(Dataset rows for apps and sites)
↓↓↓

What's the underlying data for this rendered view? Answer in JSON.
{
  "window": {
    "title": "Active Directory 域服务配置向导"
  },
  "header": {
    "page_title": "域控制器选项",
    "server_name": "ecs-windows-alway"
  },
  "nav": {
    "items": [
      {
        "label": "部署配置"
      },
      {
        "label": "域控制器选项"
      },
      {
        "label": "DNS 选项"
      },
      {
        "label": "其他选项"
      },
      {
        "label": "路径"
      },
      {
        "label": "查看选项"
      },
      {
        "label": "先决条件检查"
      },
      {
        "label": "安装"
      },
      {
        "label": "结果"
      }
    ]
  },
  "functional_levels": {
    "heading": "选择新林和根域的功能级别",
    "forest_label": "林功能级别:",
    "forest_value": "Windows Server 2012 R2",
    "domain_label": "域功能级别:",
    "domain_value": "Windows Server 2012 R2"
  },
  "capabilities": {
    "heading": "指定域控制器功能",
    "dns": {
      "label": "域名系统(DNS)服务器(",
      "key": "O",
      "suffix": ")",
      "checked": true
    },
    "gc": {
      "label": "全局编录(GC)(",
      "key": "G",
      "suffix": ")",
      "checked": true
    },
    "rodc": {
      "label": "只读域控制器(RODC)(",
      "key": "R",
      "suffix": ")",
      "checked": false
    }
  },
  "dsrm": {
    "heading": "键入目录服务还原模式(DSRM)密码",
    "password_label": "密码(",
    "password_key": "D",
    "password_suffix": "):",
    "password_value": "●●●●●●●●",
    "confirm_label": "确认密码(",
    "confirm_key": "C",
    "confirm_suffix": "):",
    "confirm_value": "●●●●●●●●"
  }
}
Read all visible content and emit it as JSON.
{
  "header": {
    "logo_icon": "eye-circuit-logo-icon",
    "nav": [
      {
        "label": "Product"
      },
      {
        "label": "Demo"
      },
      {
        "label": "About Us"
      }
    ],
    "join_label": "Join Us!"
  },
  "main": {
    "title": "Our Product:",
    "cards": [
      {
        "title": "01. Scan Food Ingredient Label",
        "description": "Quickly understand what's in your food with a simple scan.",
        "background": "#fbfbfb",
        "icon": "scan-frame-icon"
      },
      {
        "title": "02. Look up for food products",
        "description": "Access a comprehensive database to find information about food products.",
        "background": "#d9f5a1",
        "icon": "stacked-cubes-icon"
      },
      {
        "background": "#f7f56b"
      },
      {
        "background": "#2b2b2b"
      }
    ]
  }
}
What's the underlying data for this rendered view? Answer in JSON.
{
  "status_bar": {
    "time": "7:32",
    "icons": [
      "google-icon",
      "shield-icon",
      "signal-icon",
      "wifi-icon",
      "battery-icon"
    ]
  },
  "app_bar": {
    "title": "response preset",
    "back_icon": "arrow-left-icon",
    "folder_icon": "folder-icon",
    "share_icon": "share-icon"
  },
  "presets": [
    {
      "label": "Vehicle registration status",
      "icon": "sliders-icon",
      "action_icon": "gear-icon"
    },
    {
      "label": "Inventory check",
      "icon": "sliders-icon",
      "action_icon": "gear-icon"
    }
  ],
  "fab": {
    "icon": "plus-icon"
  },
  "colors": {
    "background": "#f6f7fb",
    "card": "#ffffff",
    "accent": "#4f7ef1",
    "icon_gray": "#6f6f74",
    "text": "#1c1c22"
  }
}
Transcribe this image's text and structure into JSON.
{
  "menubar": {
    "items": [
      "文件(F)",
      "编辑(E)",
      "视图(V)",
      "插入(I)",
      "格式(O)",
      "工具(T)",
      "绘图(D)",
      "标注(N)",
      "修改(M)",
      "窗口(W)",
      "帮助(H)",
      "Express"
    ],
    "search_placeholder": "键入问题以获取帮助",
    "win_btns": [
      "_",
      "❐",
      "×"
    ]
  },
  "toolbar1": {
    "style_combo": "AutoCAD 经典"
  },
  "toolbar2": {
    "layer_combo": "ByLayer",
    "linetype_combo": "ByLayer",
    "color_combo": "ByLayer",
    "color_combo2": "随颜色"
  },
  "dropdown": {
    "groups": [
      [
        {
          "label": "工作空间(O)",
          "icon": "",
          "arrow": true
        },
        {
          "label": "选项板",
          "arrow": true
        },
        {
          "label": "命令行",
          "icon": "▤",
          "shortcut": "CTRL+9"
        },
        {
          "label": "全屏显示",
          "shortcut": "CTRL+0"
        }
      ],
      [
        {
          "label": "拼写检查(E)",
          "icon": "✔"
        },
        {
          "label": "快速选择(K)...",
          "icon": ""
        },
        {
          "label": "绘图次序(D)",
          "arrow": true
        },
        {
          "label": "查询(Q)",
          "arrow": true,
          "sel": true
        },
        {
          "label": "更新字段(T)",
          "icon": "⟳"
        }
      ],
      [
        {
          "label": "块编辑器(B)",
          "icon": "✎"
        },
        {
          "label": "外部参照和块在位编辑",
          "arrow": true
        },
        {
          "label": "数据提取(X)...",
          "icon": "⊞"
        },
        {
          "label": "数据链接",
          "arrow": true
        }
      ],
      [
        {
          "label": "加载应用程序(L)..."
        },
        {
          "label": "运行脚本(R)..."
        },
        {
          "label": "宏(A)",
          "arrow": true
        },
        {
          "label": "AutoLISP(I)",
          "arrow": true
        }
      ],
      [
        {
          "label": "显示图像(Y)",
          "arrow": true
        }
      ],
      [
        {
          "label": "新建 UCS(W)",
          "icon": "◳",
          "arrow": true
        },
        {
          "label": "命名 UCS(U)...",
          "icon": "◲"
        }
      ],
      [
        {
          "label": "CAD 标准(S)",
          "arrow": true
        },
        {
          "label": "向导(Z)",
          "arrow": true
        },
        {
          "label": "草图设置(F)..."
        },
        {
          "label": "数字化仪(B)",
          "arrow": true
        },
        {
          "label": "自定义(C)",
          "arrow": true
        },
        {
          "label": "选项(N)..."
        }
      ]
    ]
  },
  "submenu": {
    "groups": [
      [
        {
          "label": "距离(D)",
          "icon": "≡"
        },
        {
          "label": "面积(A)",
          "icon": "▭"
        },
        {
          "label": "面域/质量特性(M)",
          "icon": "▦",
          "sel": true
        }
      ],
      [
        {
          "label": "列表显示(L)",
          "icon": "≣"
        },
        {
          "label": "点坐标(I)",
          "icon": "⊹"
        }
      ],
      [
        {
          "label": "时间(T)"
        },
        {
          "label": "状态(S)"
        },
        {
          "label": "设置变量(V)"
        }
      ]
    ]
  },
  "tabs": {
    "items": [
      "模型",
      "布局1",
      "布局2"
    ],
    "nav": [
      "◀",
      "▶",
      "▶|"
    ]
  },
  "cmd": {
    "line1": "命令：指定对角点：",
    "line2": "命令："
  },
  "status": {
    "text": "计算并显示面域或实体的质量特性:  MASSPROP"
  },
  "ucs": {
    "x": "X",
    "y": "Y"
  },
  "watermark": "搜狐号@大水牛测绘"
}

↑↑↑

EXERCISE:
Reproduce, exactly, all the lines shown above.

SOLVED EXERCISE:
What's the underlying data for this rendered view? Answer in JSON.
{
  "window": {
    "title": "Active Directory 域服务配置向导"
  },
  "header": {
    "page_title": "域控制器选项",
    "server_name": "ecs-windows-alway"
  },
  "nav": {
    "items": [
      {
        "label": "部署配置"
      },
      {
        "label": "域控制器选项"
      },
      {
        "label": "DNS 选项"
      },
      {
        "label": "其他选项"
      },
      {
        "label": "路径"
      },
      {
        "label": "查看选项"
      },
      {
        "label": "先决条件检查"
      },
      {
        "label": "安装"
      },
      {
        "label": "结果"
      }
    ]
  },
  "functional_levels": {
    "heading": "选择新林和根域的功能级别",
    "forest_label": "林功能级别:",
    "forest_value": "Windows Server 2012 R2",
    "domain_label": "域功能级别:",
    "domain_value": "Windows Server 2012 R2"
  },
  "capabilities": {
    "heading": "指定域控制器功能",
    "dns": {
      "label": "域名系统(DNS)服务器(",
      "key": "O",
      "suffix": ")",
      "checked": true
    },
    "gc": {
      "label": "全局编录(GC)(",
      "key": "G",
      "suffix": ")",
      "checked": true
    },
    "rodc": {
      "label": "只读域控制器(RODC)(",
      "key": "R",
      "suffix": ")",
      "checked": false
    }
  },
  "dsrm": {
    "heading": "键入目录服务还原模式(DSRM)密码",
    "password_label": "密码(",
    "password_key": "D",
    "password_suffix": "):",
    "password_value": "●●●●●●●●",
    "confirm_label": "确认密码(",
    "confirm_key": "C",
    "confirm_suffix": "):",
    "confirm_value": "●●●●●●●●"
  }
}
Read all visible content and emit it as JSON.
{
  "header": {
    "logo_icon": "eye-circuit-logo-icon",
    "nav": [
      {
        "label": "Product"
      },
      {
        "label": "Demo"
      },
      {
        "label": "About Us"
      }
    ],
    "join_label": "Join Us!"
  },
  "main": {
    "title": "Our Product:",
    "cards": [
      {
        "title": "01. Scan Food Ingredient Label",
        "description": "Quickly understand what's in your food with a simple scan.",
        "background": "#fbfbfb",
        "icon": "scan-frame-icon"
      },
      {
        "title": "02. Look up for food products",
        "description": "Access a comprehensive database to find information about food products.",
        "background": "#d9f5a1",
        "icon": "stacked-cubes-icon"
      },
      {
        "background": "#f7f56b"
      },
      {
        "background": "#2b2b2b"
      }
    ]
  }
}
What's the underlying data for this rendered view? Answer in JSON.
{
  "status_bar": {
    "time": "7:32",
    "icons": [
      "google-icon",
      "shield-icon",
      "signal-icon",
      "wifi-icon",
      "battery-icon"
    ]
  },
  "app_bar": {
    "title": "response preset",
    "back_icon": "arrow-left-icon",
    "folder_icon": "folder-icon",
    "share_icon": "share-icon"
  },
  "presets": [
    {
      "label": "Vehicle registration status",
      "icon": "sliders-icon",
      "action_icon": "gear-icon"
    },
    {
      "label": "Inventory check",
      "icon": "sliders-icon",
      "action_icon": "gear-icon"
    }
  ],
  "fab": {
    "icon": "plus-icon"
  },
  "colors": {
    "background": "#f6f7fb",
    "card": "#ffffff",
    "accent": "#4f7ef1",
    "icon_gray": "#6f6f74",
    "text": "#1c1c22"
  }
}
Transcribe this image's text and structure into JSON.
{
  "menubar": {
    "items": [
      "文件(F)",
      "编辑(E)",
      "视图(V)",
      "插入(I)",
      "格式(O)",
      "工具(T)",
      "绘图(D)",
      "标注(N)",
      "修改(M)",
      "窗口(W)",
      "帮助(H)",
      "Express"
    ],
    "search_placeholder": "键入问题以获取帮助",
    "win_btns": [
      "_",
      "❐",
      "×"
    ]
  },
  "toolbar1": {
    "style_combo": "AutoCAD 经典"
  },
  "toolbar2": {
    "layer_combo": "ByLayer",
    "linetype_combo": "ByLayer",
    "color_combo": "ByLayer",
    "color_combo2": "随颜色"
  },
  "dropdown": {
    "groups": [
      [
        {
          "label": "工作空间(O)",
          "icon": "",
          "arrow": true
        },
        {
          "label": "选项板",
          "arrow": true
        },
        {
          "label": "命令行",
          "icon": "▤",
          "shortcut": "CTRL+9"
        },
        {
          "label": "全屏显示",
          "shortcut": "CTRL+0"
        }
      ],
      [
        {
          "label": "拼写检查(E)",
          "icon": "✔"
        },
        {
          "label": "快速选择(K)...",
          "icon": ""
        },
        {
          "label": "绘图次序(D)",
          "arrow": true
        },
        {
          "label": "查询(Q)",
          "arrow": true,
          "sel": true
        },
        {
          "label": "更新字段(T)",
          "icon": "⟳"
        }
      ],
      [
        {
          "label": "块编辑器(B)",
          "icon": "✎"
        },
        {
          "label": "外部参照和块在位编辑",
          "arrow": true
        },
        {
          "label": "数据提取(X)...",
          "icon": "⊞"
        },
        {
          "label": "数据链接",
          "arrow": true
        }
      ],
      [
        {
          "label": "加载应用程序(L)..."
        },
        {
          "label": "运行脚本(R)..."
        },
        {
          "label": "宏(A)",
          "arrow": true
        },
        {
          "label": "AutoLISP(I)",
          "arrow": true
        }
      ],
      [
        {
          "label": "显示图像(Y)",
          "arrow": true
        }
      ],
      [
        {
          "label": "新建 UCS(W)",
          "icon": "◳",
          "arrow": true
        },
        {
          "label": "命名 UCS(U)...",
          "icon": "◲"
        }
      ],
      [
        {
          "label": "CAD 标准(S)",
          "arrow": true
        },
        {
          "label": "向导(Z)",
          "arrow": true
        },
        {
          "label": "草图设置(F)..."
        },
        {
          "label": "数字化仪(B)",
          "arrow": true
        },
        {
          "label": "自定义(C)",
          "arrow": true
        },
        {
          "label": "选项(N)..."
        }
      ]
    ]
  },
  "submenu": {
    "groups": [
      [
        {
          "label": "距离(D)",
          "icon": "≡"
        },
        {
          "label": "面积(A)",
          "icon": "▭"
        },
        {
          "label": "面域/质量特性(M)",
          "icon": "▦",
          "sel": true
        }
      ],
      [
        {
          "label": "列表显示(L)",
          "icon": "≣"
        },
        {
          "label": "点坐标(I)",
          "icon": "⊹"
        }
      ],
      [
        {
          "label": "时间(T)"
        },
        {
          "label": "状态(S)"
        },
        {
          "label": "设置变量(V)"
        }
      ]
    ]
  },
  "tabs": {
    "items": [
      "模型",
      "布局1",
      "布局2"
    ],
    "nav": [
      "◀",
      "▶",
      "▶|"
    ]
  },
  "cmd": {
    "line1": "命令：指定对角点：",
    "line2": "命令："
  },
  "status": {
    "text": "计算并显示面域或实体的质量特性:  MASSPROP"
  },
  "ucs": {
    "x": "X",
    "y": "Y"
  },
  "watermark": "搜狐号@大水牛测绘"
}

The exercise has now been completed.